ASSIGNED TASK: Go through the entries below and pick out every line with "name".

*** Opening PROVIDED MATERIAL ***

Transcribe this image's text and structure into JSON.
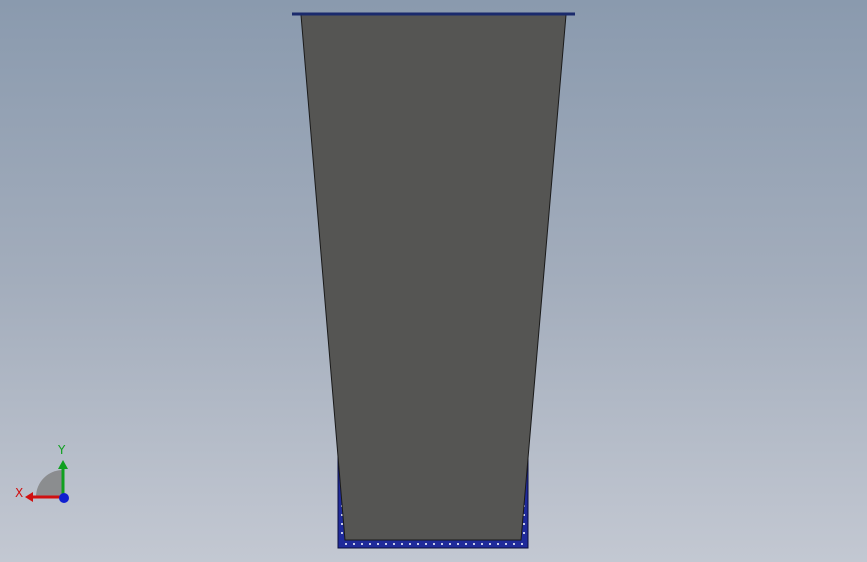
{
  "viewport": {
    "background_top": "#8a9aae",
    "background_bottom": "#c3c8d2"
  },
  "model": {
    "body_color": "#555553",
    "edge_color": "#1a1a1a",
    "rim_color": "#1a2a6c",
    "base_color": "#1f2a9a",
    "dot_color": "#ffffff"
  },
  "triad": {
    "x_label": "X",
    "y_label": "Y",
    "x_color": "#d01010",
    "y_color": "#10a020",
    "z_color": "#1020d0"
  }
}
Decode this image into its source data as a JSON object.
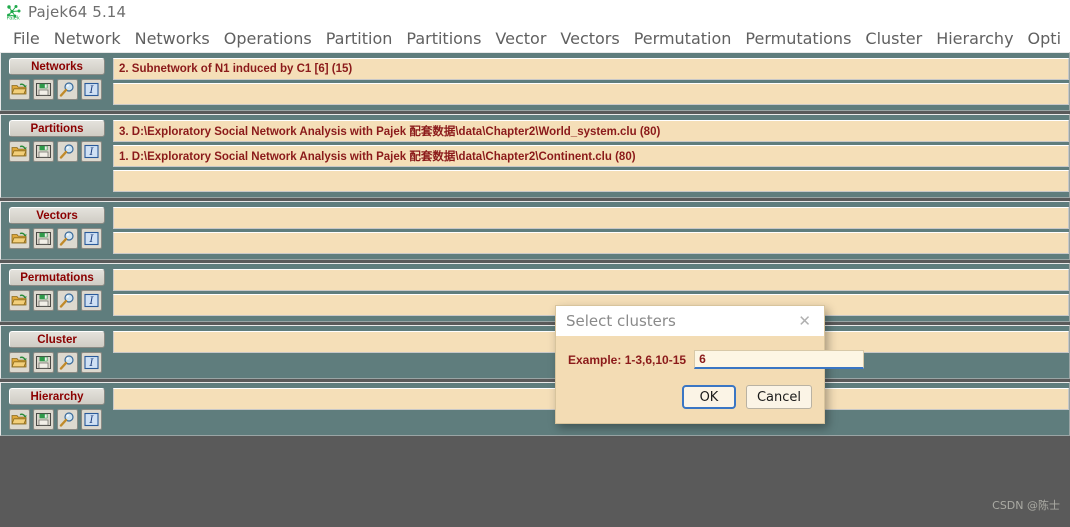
{
  "window": {
    "title": "Pajek64 5.14",
    "logo_icon": "pajek-logo-icon"
  },
  "menubar": {
    "items": [
      {
        "label": "File"
      },
      {
        "label": "Network"
      },
      {
        "label": "Networks"
      },
      {
        "label": "Operations"
      },
      {
        "label": "Partition"
      },
      {
        "label": "Partitions"
      },
      {
        "label": "Vector"
      },
      {
        "label": "Vectors"
      },
      {
        "label": "Permutation"
      },
      {
        "label": "Permutations"
      },
      {
        "label": "Cluster"
      },
      {
        "label": "Hierarchy"
      },
      {
        "label": "Opti"
      }
    ]
  },
  "toolbar_icons": [
    {
      "name": "open-file-icon",
      "title": "Open"
    },
    {
      "name": "save-file-icon",
      "title": "Save"
    },
    {
      "name": "inspect-magnifier-icon",
      "title": "Inspect"
    },
    {
      "name": "info-italic-icon",
      "title": "Info"
    }
  ],
  "panels": [
    {
      "id": "networks",
      "label": "Networks",
      "rows": [
        {
          "text": "2. Subnetwork of N1 induced by C1 [6] (15)"
        },
        {
          "text": ""
        }
      ]
    },
    {
      "id": "partitions",
      "label": "Partitions",
      "rows": [
        {
          "text": "3. D:\\Exploratory Social Network Analysis with Pajek 配套数据\\data\\Chapter2\\World_system.clu (80)"
        },
        {
          "text": "1. D:\\Exploratory Social Network Analysis with Pajek 配套数据\\data\\Chapter2\\Continent.clu (80)"
        },
        {
          "text": ""
        }
      ]
    },
    {
      "id": "vectors",
      "label": "Vectors",
      "rows": [
        {
          "text": ""
        },
        {
          "text": ""
        }
      ]
    },
    {
      "id": "permutations",
      "label": "Permutations",
      "rows": [
        {
          "text": ""
        },
        {
          "text": ""
        }
      ]
    },
    {
      "id": "cluster",
      "label": "Cluster",
      "rows": [
        {
          "text": ""
        }
      ]
    },
    {
      "id": "hierarchy",
      "label": "Hierarchy",
      "rows": [
        {
          "text": ""
        }
      ]
    }
  ],
  "dialog": {
    "title": "Select clusters",
    "close_icon": "close-icon",
    "label": "Example: 1-3,6,10-15",
    "input_value": "6",
    "input_placeholder": "",
    "ok_label": "OK",
    "cancel_label": "Cancel"
  },
  "watermark": {
    "text": "CSDN @陈士"
  },
  "colors": {
    "panel_background": "#5f7d7d",
    "list_row": "#f5dfb8",
    "accent_text": "#8B1A1A",
    "dialog_background": "#f3dcb4",
    "focus_blue": "#3a76c4"
  }
}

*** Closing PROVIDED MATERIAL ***

RESPONSE TO THE TASK:
      "name": "open-file-icon",
      "name": "save-file-icon",
      "name": "inspect-magnifier-icon",
      "name": "info-italic-icon",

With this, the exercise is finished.